An additional fourteen Lockheed Martin F-35 Lightning II Joint Strike Fighters have been approved as part of the Department of Defense’s (DoD’s) fiscal year 2021 (FY21) budget request. This includes a dozen F-35A aircraft, the conventional take and landing variants, as well as two F-35Bs, the short takeoff/vertical landing (STOVL) variant that can be used on warships and airstrips with short runways.

Additionally, the 2021 National Defense Authorization Act (NDAA), which passed the House of Representatives and the Senate, approved the United States Air Force’s transfer of six F-35s meant for Turkey to join its own fleet.

According to the Conference Report Summary for the FY21 NDAA, this is a “pivotal time in our nation’s history.” The act “focuses on maintaining the strength of our defense enterprise as our nation grapples with a once-in-a-generation health crisis and a heightened social crisis against the backdrop of sustained systemic discrimination.”

The bill authorized $9.1 billion for the F-35 program, and that includes those six aircraft originally ordered but never delivered to Turkey, after Ankara was ejected from the program for its acquisition of the Russian-built S-400 Triumf air defense system.

The House Armed Services Committee (HASC) also addressed the issue of the F-35’s troubled ALIS maintenance software and its spare parts shortage, Breaking Defense reported.

“Continues critical oversight of the F-35 Joint Strike Fighter and initiates new reporting requirements from the Department on software testing methodologies, Autonomic Logistics Information System (ALIS) redesign and fielding, mitigation of physiological episode occurrences, and critical issues approaching the full-rate production decision occurring in 2021,” the HASC summary noted.

Beyond the F-35

The FY21 NDAA supported the budget request and service’s Unfunded Priorities Lists by authorizing ninety-three F-35 aircraft for the Air Force, Navy, and Marine Corps; as well as the Air Force’s F-15EX tactical fighter program and the budget request for the T-7A training aircraft program.
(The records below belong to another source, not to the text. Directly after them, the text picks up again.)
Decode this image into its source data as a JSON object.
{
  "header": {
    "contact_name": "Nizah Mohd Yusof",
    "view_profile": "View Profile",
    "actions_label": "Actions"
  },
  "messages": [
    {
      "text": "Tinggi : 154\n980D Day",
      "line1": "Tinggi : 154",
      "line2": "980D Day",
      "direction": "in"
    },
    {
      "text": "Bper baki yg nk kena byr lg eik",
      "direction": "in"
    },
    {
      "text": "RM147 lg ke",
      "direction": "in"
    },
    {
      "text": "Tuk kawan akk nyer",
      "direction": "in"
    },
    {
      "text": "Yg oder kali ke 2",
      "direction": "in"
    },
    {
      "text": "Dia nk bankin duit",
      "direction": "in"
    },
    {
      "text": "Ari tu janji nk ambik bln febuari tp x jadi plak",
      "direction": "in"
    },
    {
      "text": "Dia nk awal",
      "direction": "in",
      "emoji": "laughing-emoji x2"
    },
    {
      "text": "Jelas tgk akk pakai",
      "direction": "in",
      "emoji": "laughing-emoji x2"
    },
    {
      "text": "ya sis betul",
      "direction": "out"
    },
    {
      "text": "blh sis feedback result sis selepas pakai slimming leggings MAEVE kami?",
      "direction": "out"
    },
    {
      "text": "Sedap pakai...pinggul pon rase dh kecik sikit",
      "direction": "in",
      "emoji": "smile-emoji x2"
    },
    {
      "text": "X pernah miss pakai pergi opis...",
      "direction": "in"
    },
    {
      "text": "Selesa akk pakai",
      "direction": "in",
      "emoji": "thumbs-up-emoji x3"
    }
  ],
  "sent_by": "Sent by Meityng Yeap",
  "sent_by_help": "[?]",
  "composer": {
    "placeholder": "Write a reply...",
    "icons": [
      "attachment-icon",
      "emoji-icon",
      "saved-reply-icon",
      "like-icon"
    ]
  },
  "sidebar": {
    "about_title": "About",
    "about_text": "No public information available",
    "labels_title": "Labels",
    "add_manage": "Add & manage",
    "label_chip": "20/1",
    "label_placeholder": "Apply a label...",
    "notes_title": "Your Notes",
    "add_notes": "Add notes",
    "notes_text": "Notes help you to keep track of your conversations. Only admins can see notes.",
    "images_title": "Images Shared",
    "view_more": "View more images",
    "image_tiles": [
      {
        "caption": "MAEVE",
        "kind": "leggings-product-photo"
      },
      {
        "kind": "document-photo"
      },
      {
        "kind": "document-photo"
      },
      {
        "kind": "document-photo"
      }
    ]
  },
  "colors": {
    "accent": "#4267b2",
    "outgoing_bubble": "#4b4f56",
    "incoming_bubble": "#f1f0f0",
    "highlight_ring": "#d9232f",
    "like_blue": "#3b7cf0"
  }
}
The NDAA also called to provide funding for development of Air Force and Navy Next Generation Air Dominance capabilities; and to increase funding for advance procurement to support the purchase of twelve F/A-18E/F Super Hornet aircraft in fiscal year 2022 (FY22).

The NDAA also called for the Air Force to retain a minimum of 287 tactical airlift aircraft and ninety-two bombers. Additionally, it provided for full funding of the Northrop Grumman’s B-21 Raider stealth bomber program and provided the first year of procurement dollars. The Air Force had requested $2.8 billion for Raider R&D, along with $193 million for 2022 to launch procurement of the 100 aircraft that the service said it would need.

The Air Force has announced plans that as the B-21 Raider entered service, the aging B-52, B-1B Lancer and B-2 Spirit bombers would be taken out of service. A larger fleet of up to two hundred B-21 bombers is possible, but that entirely bound to fiscal realities. 

Peter Suciu is a Michigan-based writer who has contributed to more than four dozen magazines, newspapers and websites. He is the author of several books on military headgear including A Gallery of Military Headdress, which is available on Amazon.com.

Image: Reuters.